When we pay our monthly bills at home, we follow a budget and spend only what we bring in. So when our budgets get lean and we have to cut back, we look at unnecessary spending.
Maybe that means we buy hamburger instead of steak. We get generic items instead of name-brand items.
The federal government has a chance to cut $2 billion annually for the next decade by rescinding government subsidies to the five largest oil companies in the world, according to a bill sponsored by Sen. Claire McCaskill, D-Mo.
BP, Chevron, ConocoPhillips, Exxon and Shell reported profits of $32 billion in the first quarter alone. So we support McCaskill’s idea to get those subsidies back.
A similar idea in the House calls for scaling back even more of the $4.4 billion in annual tax breaks available to all oil companies. We favor McCaskill’s approach, because it leaves smaller businesses alone.
In fact, that’s the biggest thing we like about McCaskill’s bill: It is meant to stop giving money to entities that are making their own money hand over foot.
Opponents of the bill suggest that this is just a cheap attempt to get headlines and score political points by taking advantage of how we’re all fuming over gas prices. They also say it’s an attempt to punish “Big Oil.” Sen. Mary Landrieu, D-La., says the bill could cost jobs and raise the price at the pump even higher.
We are skeptical that the companies would be hurt by the loss of the subsidies.
An Associated Press analysis suggests that the price of oil is so high that removing all of the tax breaks for oil productions (not just McCaskill’s targets) would barely have an effect on oil production.
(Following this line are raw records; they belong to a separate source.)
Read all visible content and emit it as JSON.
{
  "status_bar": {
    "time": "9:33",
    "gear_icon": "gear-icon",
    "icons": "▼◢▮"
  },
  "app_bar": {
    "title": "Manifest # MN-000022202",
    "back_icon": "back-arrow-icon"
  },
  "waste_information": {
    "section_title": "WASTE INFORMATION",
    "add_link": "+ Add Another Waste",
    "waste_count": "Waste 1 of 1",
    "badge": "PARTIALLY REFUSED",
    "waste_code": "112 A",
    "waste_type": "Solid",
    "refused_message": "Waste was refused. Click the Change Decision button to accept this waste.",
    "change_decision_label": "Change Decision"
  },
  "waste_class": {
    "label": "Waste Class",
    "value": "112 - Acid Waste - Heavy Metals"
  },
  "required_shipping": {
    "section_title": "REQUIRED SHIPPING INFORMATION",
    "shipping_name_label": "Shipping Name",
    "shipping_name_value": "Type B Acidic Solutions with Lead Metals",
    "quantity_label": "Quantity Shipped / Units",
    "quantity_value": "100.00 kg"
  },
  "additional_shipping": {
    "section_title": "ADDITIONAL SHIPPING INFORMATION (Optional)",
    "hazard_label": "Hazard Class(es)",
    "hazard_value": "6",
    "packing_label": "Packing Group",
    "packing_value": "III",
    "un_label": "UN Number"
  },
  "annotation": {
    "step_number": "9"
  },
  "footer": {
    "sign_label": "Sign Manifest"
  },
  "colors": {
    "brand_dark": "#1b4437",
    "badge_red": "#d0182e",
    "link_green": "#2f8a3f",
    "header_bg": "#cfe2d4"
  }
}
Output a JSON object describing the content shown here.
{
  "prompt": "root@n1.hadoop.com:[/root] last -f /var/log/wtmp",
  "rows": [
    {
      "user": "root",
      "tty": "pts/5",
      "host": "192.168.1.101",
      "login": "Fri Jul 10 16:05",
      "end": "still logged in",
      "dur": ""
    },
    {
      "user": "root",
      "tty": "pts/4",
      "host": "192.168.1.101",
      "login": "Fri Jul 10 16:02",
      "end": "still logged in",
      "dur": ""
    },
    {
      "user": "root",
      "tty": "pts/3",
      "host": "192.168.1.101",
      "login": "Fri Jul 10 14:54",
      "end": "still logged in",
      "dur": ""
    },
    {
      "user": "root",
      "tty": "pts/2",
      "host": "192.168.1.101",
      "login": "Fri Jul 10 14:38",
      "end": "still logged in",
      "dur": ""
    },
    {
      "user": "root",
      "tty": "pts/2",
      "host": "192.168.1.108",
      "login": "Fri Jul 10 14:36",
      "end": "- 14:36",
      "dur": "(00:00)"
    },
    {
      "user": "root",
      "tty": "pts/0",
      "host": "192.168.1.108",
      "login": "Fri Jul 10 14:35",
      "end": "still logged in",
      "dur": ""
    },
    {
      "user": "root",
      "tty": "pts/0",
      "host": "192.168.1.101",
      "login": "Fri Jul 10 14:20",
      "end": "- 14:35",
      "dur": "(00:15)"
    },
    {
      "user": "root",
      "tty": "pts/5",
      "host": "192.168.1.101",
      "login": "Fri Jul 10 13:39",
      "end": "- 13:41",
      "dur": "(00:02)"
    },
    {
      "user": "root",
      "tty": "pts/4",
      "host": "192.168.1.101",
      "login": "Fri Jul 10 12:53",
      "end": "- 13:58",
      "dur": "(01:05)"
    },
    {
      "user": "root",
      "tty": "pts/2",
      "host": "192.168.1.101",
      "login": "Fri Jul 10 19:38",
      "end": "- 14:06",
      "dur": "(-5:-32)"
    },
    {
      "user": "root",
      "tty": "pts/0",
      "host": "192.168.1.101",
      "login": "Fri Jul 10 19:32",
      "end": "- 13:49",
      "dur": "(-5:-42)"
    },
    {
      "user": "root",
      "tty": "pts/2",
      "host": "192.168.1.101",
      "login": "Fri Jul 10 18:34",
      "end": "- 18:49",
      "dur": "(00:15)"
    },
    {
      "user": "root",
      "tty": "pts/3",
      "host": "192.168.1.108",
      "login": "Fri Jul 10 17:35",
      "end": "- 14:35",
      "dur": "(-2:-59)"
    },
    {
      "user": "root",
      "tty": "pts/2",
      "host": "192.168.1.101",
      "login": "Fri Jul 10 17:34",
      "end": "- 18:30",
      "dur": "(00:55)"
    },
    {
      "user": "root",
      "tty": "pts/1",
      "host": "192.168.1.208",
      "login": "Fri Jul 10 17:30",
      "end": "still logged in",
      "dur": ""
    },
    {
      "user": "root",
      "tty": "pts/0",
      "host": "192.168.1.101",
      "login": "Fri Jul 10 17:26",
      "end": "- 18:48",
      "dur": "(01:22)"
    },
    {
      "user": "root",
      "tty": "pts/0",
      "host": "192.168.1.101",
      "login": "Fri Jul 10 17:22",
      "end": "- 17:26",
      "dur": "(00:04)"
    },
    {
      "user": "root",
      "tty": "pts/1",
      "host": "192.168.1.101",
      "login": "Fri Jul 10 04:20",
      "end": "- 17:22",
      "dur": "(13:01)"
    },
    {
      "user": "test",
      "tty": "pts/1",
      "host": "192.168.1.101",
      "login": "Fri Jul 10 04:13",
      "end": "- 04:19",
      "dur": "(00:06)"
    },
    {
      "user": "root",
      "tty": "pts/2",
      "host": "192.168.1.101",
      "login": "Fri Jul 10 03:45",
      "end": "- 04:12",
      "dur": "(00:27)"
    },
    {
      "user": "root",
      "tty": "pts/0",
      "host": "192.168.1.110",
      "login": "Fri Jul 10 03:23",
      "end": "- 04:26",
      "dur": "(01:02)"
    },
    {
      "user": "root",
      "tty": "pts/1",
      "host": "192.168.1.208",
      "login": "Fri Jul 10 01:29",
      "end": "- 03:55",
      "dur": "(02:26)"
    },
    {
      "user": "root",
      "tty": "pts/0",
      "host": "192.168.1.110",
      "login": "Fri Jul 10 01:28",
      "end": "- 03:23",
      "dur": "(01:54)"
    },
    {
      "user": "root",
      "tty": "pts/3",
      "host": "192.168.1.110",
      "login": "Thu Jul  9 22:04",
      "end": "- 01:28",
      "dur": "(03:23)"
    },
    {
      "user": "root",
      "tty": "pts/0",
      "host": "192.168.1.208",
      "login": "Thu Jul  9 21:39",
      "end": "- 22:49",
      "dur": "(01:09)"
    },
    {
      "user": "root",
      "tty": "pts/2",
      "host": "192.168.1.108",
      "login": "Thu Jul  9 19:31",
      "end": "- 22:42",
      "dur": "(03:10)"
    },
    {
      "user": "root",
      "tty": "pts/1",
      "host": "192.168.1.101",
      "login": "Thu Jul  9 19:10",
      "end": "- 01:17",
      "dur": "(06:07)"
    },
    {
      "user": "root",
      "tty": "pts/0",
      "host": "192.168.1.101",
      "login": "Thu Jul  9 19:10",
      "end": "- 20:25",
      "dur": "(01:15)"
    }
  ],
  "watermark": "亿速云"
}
This is not class warfare. This is not political. It’s not punishment for pain at the pump.
It’s a good, common-sense idea to help our ultimate goal of reducing government spending.